ALBUQUERQUE -- U.S. Rep. Tom Udall says his decision to seek the Democratic nomination for the Senate seat being vacated by Republican Pete Domenici is not about ambition, but about ending deadlock in the closely divided chamber.

''I have not been aiming for this job, but I am aiming for a better New Mexico and a better America,'' he said Thursday as he announced his campaign.

After Domenici announced he would retire in 2009 because of an incurable brain disease, Udall initially said he would stay in the House. But his staff said he reconsidered after a ''groundswell'' of encouragement from New Mexicans.

''I went places and people said, 'Run, Tom, run. Get out there and do this.' There was truly a very sincere draft Tom Udall movement that made a big impact on me,'' he said in an interview.

Udall said Americans made a clear choice in the 2006 election that they wanted a change.

''It's time to let the will of the American people be heard. It's time for a new direction,'' said Udall, who pledged to work to end the war in Iraq, promote renewable energy, fully fund schools and strengthen homeland security.

He mentioned a bill he co-authored on global warming to cap carbon emissions and his other environmental work.

''Conservation is the legacy of the Udall family,'' said the candidate, who was joined Thursday on the podium by his father, former Interior Secretary Stewart Udall.

Udall will face Albuquerque Mayor Martin Chavez and Leland Lehrman, who publishes an alternative newspaper in Santa Fe, in the June primary.

A fourth Democrat, Jim Hannan, finance director of a Santa Fe housing trust, dropped out of the race and endorsed Udall.

Setting the tone of his campaign in a message to his fellow candidates, Udall said, ''Let us keep it positive and purposeful and focus on what really matters to the American people.''

Udall has been criticized for voting against funding for Los Alamos National Laboratory, a nuclear weapons lab in his congressional district that faces up to 750 job cuts.

He said he spoke against the spending cuts in the House Appropriations Committee and later offered an amendment to restore $200 million for the nuclear weapons lab to take its research in new directions the only New Mexico congressman to do so. On the final House vote, he said that before he voted to cut funding, he was assured there would be $600 million in new money that Los Alamos could compete for to do energy research.

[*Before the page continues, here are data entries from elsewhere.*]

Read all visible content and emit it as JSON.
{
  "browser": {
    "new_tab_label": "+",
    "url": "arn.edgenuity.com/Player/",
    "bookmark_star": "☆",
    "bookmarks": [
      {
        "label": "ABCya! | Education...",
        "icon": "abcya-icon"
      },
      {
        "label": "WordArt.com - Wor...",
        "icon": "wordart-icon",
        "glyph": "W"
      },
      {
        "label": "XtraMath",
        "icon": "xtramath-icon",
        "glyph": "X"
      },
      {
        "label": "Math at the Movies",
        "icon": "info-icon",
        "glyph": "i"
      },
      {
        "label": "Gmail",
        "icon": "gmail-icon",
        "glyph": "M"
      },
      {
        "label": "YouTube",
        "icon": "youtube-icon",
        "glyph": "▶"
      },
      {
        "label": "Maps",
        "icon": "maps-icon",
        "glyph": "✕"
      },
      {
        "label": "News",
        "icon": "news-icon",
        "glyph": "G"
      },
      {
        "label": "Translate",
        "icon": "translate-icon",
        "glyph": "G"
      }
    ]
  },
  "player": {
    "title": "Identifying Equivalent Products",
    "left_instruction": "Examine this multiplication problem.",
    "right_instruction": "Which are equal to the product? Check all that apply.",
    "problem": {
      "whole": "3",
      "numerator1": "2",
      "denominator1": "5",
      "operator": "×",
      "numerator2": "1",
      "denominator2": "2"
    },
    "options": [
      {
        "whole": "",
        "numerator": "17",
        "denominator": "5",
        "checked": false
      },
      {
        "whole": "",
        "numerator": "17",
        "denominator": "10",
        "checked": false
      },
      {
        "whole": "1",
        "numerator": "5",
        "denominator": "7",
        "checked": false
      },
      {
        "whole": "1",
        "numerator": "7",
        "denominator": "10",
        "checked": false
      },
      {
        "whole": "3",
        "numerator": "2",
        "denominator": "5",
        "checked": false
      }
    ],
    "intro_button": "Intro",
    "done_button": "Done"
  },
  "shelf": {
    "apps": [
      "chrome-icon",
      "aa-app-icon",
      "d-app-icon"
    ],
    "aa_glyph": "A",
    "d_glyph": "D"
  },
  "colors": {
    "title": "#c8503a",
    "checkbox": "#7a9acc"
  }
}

Los Alamos needs to understand that the nuclear weapons complex will shrink, and it needs to diversify its mission, Udall said.

''My vote was about the jobs of the future,'' he said.

Chavez's campaign manager, Mark Fleisher, responded: ''That's the lamest excuse I've ever heard for negatively affecting thousands of New Mexico families.''

Fleisher said any decrease in lab funding would have a ripple effect on other businesses around the state.

Udall's decision to run for the first open Senate seat in New Mexico in 36 years leaves the state with three wide-open congressional races in 2008.

On the Republican side, Rep. Heather Wilson, who represents the Albuquerque-area 1st Congressional District, will face Rep. Steve Pearce of Hobbs, who represents the 2nd District that spans the southern half of the state.

Udall made his announcement at the National Hispanic Cultural Center in Albuquerque. He also has events scheduled in Los Lunas, Las Cruces, Silver City, Clovis, Las Vegas, Mora, Taos and his hometown of Santa Fe.

He has about $800,000 in a congressional campaign fund he can use for the Senate campaign.

Copyright 2007 The Associated Press. All rights reserved.